In a great article a few years ago in the Bastrop Daily Enterprise, Wes Helbling wrote a great article commemorating the 250th anniversary of The Baron de Bastrop‘s birthday. Much can be said about this mysterious land shark today, and the impact he had on how current land use has developed from generation to generation can often be dated back to these original land grants. For more on The Baron, see Helbling’s article here.
Though most of this land is found in present day Morehouse, and West Carroll parishes, a small portion also reached into present day Richland Parish.

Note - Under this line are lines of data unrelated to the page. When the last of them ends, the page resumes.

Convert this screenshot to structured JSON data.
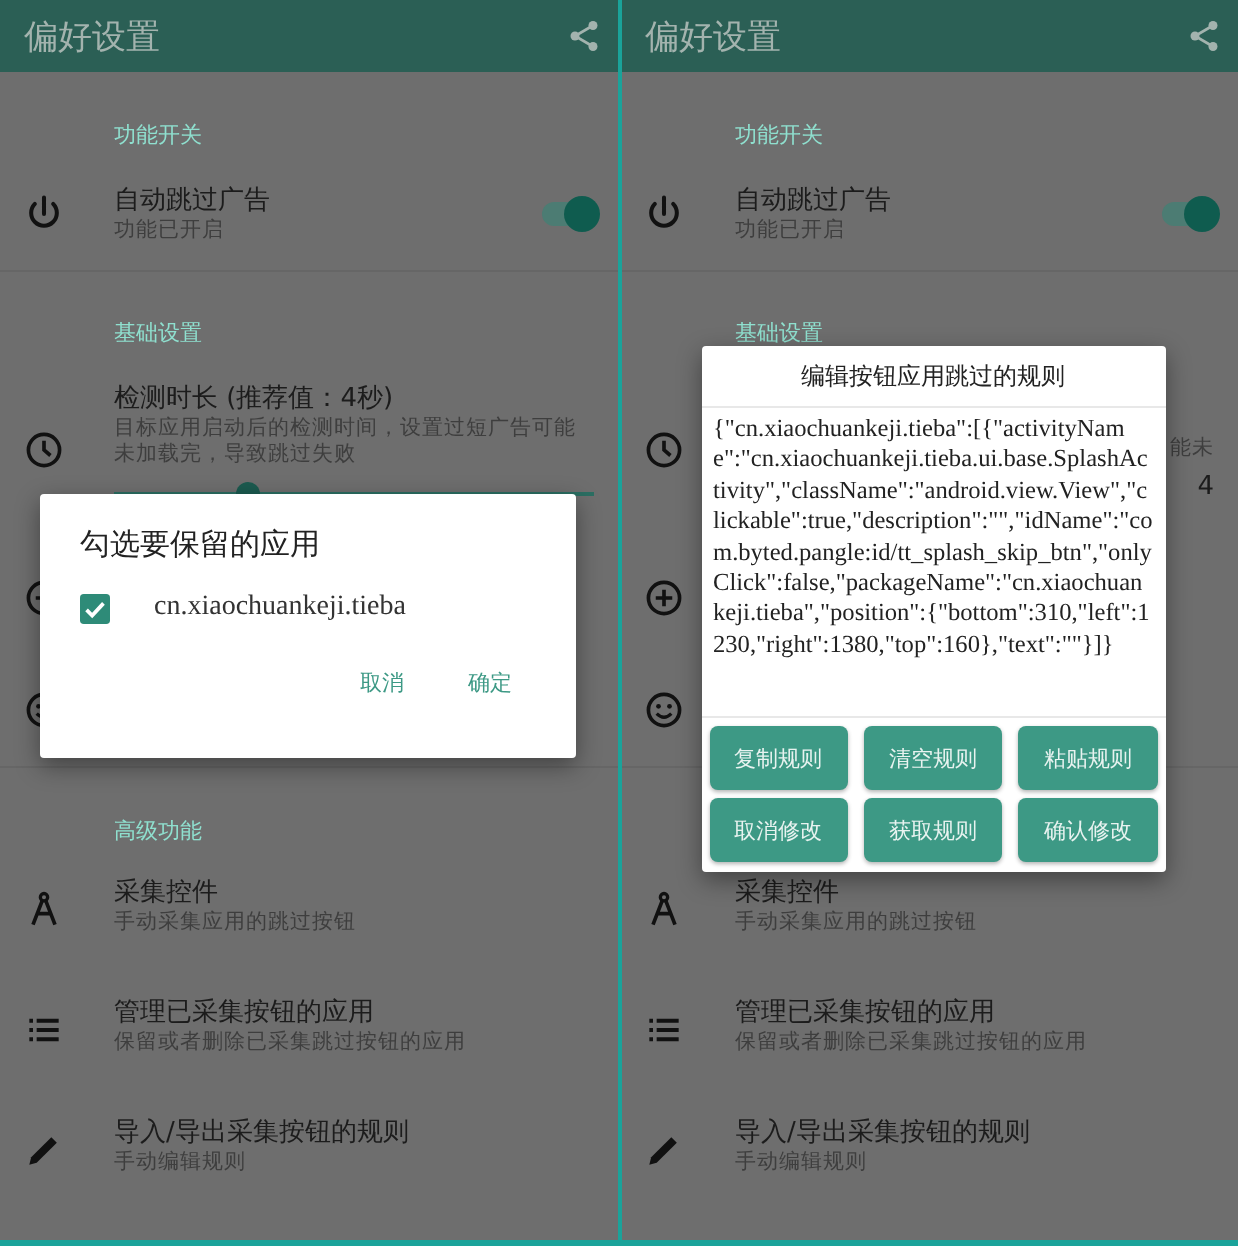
{
  "panels": [
    {
      "app_bar": {
        "title": "偏好设置"
      },
      "sections": [
        {
          "header": "功能开关",
          "items": [
            {
              "title": "自动跳过广告",
              "subtitle": "功能已开启",
              "toggle_on": true
            }
          ]
        },
        {
          "header": "基础设置",
          "items": [
            {
              "title": "检测时长 (推荐值：4秒)",
              "subtitle": "目标应用启动后的检测时间，设置过短广告可能未加载完，导致跳过失败",
              "level": 0.28
            },
            {
              "kind": "covered"
            },
            {
              "kind": "covered"
            }
          ]
        },
        {
          "header": "高级功能",
          "items": [
            {
              "title": "采集控件",
              "subtitle": "手动采集应用的跳过按钮"
            },
            {
              "title": "管理已采集按钮的应用",
              "subtitle": "保留或者删除已采集跳过按钮的应用"
            },
            {
              "title": "导入/导出采集按钮的规则",
              "subtitle": "手动编辑规则"
            }
          ]
        }
      ],
      "dialog": {
        "kind": "checklist",
        "title": "勾选要保留的应用",
        "options": [
          {
            "label": "cn.xiaochuankeji.tieba",
            "checked": true
          }
        ],
        "buttons": [
          "取消",
          "确定"
        ]
      }
    },
    {
      "app_bar": {
        "title": "偏好设置"
      },
      "sections": [
        {
          "header": "功能开关",
          "items": [
            {
              "title": "自动跳过广告",
              "subtitle": "功能已开启",
              "toggle_on": true
            }
          ]
        },
        {
          "header": "基础设置",
          "items": [
            {
              "subtitle_tail": "能未",
              "slider_value": "4"
            },
            {
              "kind": "covered"
            },
            {
              "kind": "covered"
            }
          ]
        },
        {
          "items": [
            {
              "title": "采集控件",
              "subtitle": "手动采集应用的跳过按钮"
            },
            {
              "title": "管理已采集按钮的应用",
              "subtitle": "保留或者删除已采集跳过按钮的应用"
            },
            {
              "title": "导入/导出采集按钮的规则",
              "subtitle": "手动编辑规则"
            }
          ]
        }
      ],
      "dialog": {
        "kind": "rule_editor",
        "title": "编辑按钮应用跳过的规则",
        "rules": "{\"cn.xiaochuankeji.tieba\":[{\"activityName\":\"cn.xiaochuankeji.tieba.ui.base.SplashActivity\",\"className\":\"android.view.View\",\"clickable\":true,\"description\":\"\",\"idName\":\"com.byted.pangle:id/tt_splash_skip_btn\",\"onlyClick\":false,\"packageName\":\"cn.xiaochuankeji.tieba\",\"position\":{\"bottom\":310,\"left\":1230,\"right\":1380,\"top\":160},\"text\":\"\"}]}",
        "buttons": [
          "复制规则",
          "清空规则",
          "粘贴规则",
          "取消修改",
          "获取规则",
          "确认修改"
        ]
      }
    }
  ]
}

At the request of fellow researcher Tom Allen, of Oak Ridge, I set out to find some documents that the United States Senate held in their archives from 1851, where more than 800 pages of recorded testimony helped to bring some sense of clarity and closure to land grants related to the Baron de Bastrop. They were filed as Senate Executive Documents to the 32nd Congress, Serial Set 661. For interested researchers, you can find these detailed documents here.

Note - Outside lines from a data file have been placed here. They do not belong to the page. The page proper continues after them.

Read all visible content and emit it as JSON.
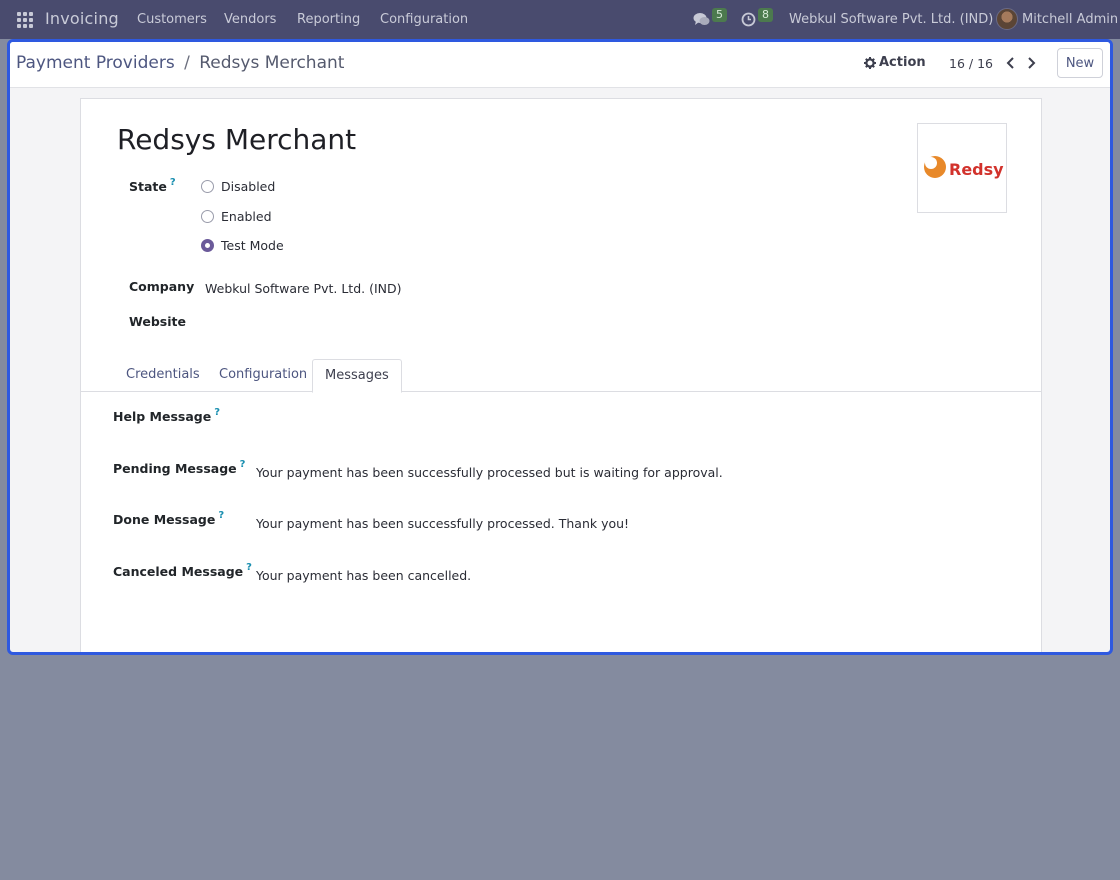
{
  "navbar": {
    "brand": "Invoicing",
    "menu": [
      "Customers",
      "Vendors",
      "Reporting",
      "Configuration"
    ],
    "messages_count": "5",
    "activities_count": "8",
    "company": "Webkul Software Pvt. Ltd. (IND)",
    "user_name": "Mitchell Admin"
  },
  "control_panel": {
    "breadcrumb_parent": "Payment Providers",
    "breadcrumb_separator": "/",
    "breadcrumb_current": "Redsys Merchant",
    "action_label": "Action",
    "pager": "16 / 16",
    "new_label": "New"
  },
  "form": {
    "title": "Redsys Merchant",
    "logo_text": "Redsys",
    "state_label": "State",
    "help_mark": "?",
    "state_options": [
      "Disabled",
      "Enabled",
      "Test Mode"
    ],
    "state_selected": "Test Mode",
    "company_label": "Company",
    "company_value": "Webkul Software Pvt. Ltd. (IND)",
    "website_label": "Website",
    "website_value": ""
  },
  "tabs": [
    "Credentials",
    "Configuration",
    "Messages"
  ],
  "active_tab": "Messages",
  "messages": {
    "help_label": "Help Message",
    "help_value": "",
    "pending_label": "Pending Message",
    "pending_value": "Your payment has been successfully processed but is waiting for approval.",
    "done_label": "Done Message",
    "done_value": "Your payment has been successfully processed. Thank you!",
    "canceled_label": "Canceled Message",
    "canceled_value": "Your payment has been cancelled."
  },
  "colors": {
    "navbar_bg": "#494b6e",
    "frame_highlight": "#2e59e0",
    "radio_checked": "#6b5a9a",
    "backdrop": "#848b9f",
    "logo_orange": "#e8892a",
    "logo_red": "#d2322c"
  }
}
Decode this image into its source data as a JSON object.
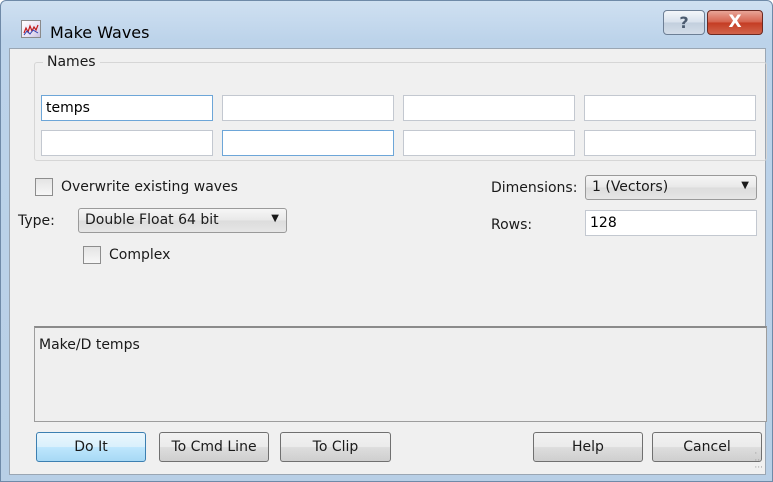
{
  "window": {
    "title": "Make Waves",
    "help_glyph": "?",
    "close_glyph": "X"
  },
  "names": {
    "group_label": "Names",
    "fields": [
      "temps",
      "",
      "",
      "",
      "",
      "",
      "",
      ""
    ]
  },
  "options": {
    "overwrite_label": "Overwrite existing waves",
    "overwrite_checked": false,
    "type_label": "Type:",
    "type_value": "Double Float 64 bit",
    "complex_label": "Complex",
    "complex_checked": false,
    "dimensions_label": "Dimensions:",
    "dimensions_value": "1 (Vectors)",
    "rows_label": "Rows:",
    "rows_value": "128"
  },
  "command": {
    "text": "Make/D temps"
  },
  "buttons": {
    "do_it": "Do It",
    "to_cmd_line": "To Cmd Line",
    "to_clip": "To Clip",
    "help": "Help",
    "cancel": "Cancel"
  },
  "icons": {
    "app": "igor-pro-app-icon",
    "dropdown": "dropdown-arrow-icon",
    "resize": "resize-grip-icon"
  },
  "colors": {
    "title_bar": "#bcd3ea",
    "close_button": "#c43c23",
    "client_bg": "#f0f0f0",
    "default_button": "#bee6fd"
  }
}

“I will give to every family, industrious and well recommended, 400 acres of land – take where they please – six months’ provisions, all kinds of seeds they want to plant out, and their children (that is to say, boys) will be unregistered; and when they come to age, 400 acres of land will be given to each of them, during this current spring.”

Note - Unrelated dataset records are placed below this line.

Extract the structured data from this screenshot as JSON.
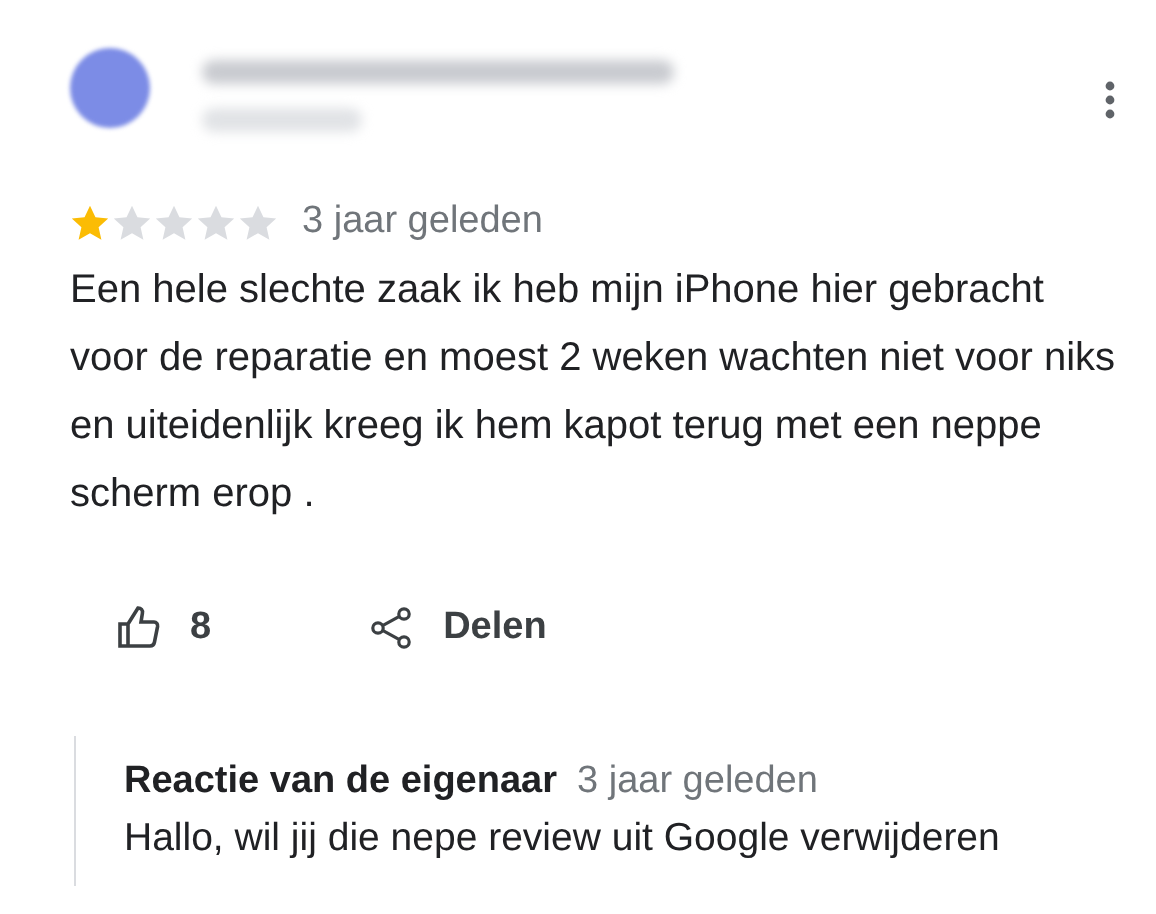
{
  "review": {
    "stars": 1,
    "time": "3 jaar geleden",
    "text": "Een hele slechte zaak ik heb mijn iPhone hier gebracht voor de reparatie en moest 2 weken wachten niet voor niks en uiteidenlijk kreeg ik hem kapot terug met een neppe scherm erop .",
    "likes": "8",
    "share_label": "Delen"
  },
  "reply": {
    "author": "Reactie van de eigenaar",
    "time": "3 jaar geleden",
    "text": "Hallo, wil jij die nepe review uit Google verwijderen"
  }
}
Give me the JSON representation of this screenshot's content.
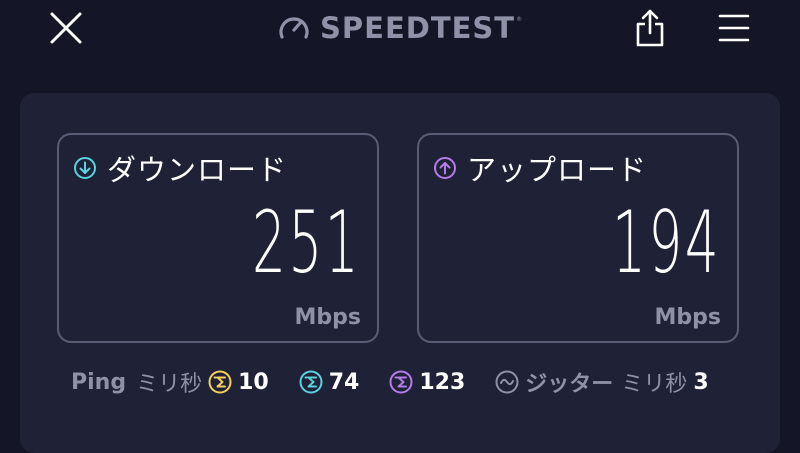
{
  "header": {
    "close_icon": "close-icon",
    "brand_text": "SPEEDTEST",
    "brand_mark": "®",
    "logo_icon": "speedometer-icon",
    "share_icon": "share-icon",
    "menu_icon": "hamburger-menu-icon"
  },
  "results": {
    "download": {
      "label": "ダウンロード",
      "value": "251",
      "unit": "Mbps",
      "icon": "download-arrow-icon",
      "color": "#58d3de"
    },
    "upload": {
      "label": "アップロード",
      "value": "194",
      "unit": "Mbps",
      "icon": "upload-arrow-icon",
      "color": "#b37de8"
    }
  },
  "ping": {
    "label": "Ping",
    "unit": "ミリ秒",
    "idle": {
      "value": "10",
      "color": "#f5cf58",
      "icon": "ping-idle-icon"
    },
    "download": {
      "value": "74",
      "color": "#58d3de",
      "icon": "ping-download-icon"
    },
    "upload": {
      "value": "123",
      "color": "#b37de8",
      "icon": "ping-upload-icon"
    },
    "jitter": {
      "label": "ジッター",
      "unit": "ミリ秒",
      "value": "3",
      "color": "#8f91a8",
      "icon": "jitter-wave-icon"
    }
  },
  "colors": {
    "background": "#141526",
    "panel": "#1f2136",
    "border": "#5a5c75",
    "muted_text": "#8f91a8"
  }
}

The colonists came in two parties, one of which was detained at New Madrid for a month waiting for a boat from the Spanish government. The Baron finally bought a barge to bring them to Louisiana.